Sir Simon Stevens, NHS Chief Executive, has announced that the provision of COVID-friendly cancer treatments will be expanded through a £160 million initiative.
The funding will be used to pay for drugs that have a smaller impact on the immune system or offer other benefits such as fewer hospital visits, with the aim of making cancer treatment safer for patients during the pandemic. Thousands of patients have already benefitted from almost 50 treatments approved for use as ‘swaps’ for existing drugs, and more are expected to become available in future as deals are struck between the NHS and pharmaceutical companies.
Targeted hormone therapies such as enzalutamide for prostate cancer and broadened use of lenalidomide for the treatment of myeloma are among the options now available.
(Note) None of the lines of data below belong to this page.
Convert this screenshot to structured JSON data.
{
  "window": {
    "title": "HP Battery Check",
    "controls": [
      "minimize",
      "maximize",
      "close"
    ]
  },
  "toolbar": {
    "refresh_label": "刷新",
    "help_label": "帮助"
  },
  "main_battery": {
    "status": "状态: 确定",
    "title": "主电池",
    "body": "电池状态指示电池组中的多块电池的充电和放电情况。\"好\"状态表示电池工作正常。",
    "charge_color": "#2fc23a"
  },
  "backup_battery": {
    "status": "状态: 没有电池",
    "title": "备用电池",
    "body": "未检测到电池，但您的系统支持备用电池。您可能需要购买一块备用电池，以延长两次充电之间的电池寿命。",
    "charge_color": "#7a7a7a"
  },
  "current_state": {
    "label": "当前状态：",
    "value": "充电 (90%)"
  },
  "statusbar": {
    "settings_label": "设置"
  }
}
Other treatment options include:
- venetoclax in acute myeloid leukaemia as an oral alternative to more toxic standard chemotherapy
- nivolumab for patients with bowel cancer whose cancers have a specific genetic fingerprint
- ixazomib in myeloma as an oral alternative to treatment which would require more hospital visits and injections
- atezolizumab as first-line immunotherapy for bladder cancer instead of chemotherapy.
It is hoped that the initiative will enable cancer treatments to go ahead when otherwise they may have been delayed or unsafe to administer.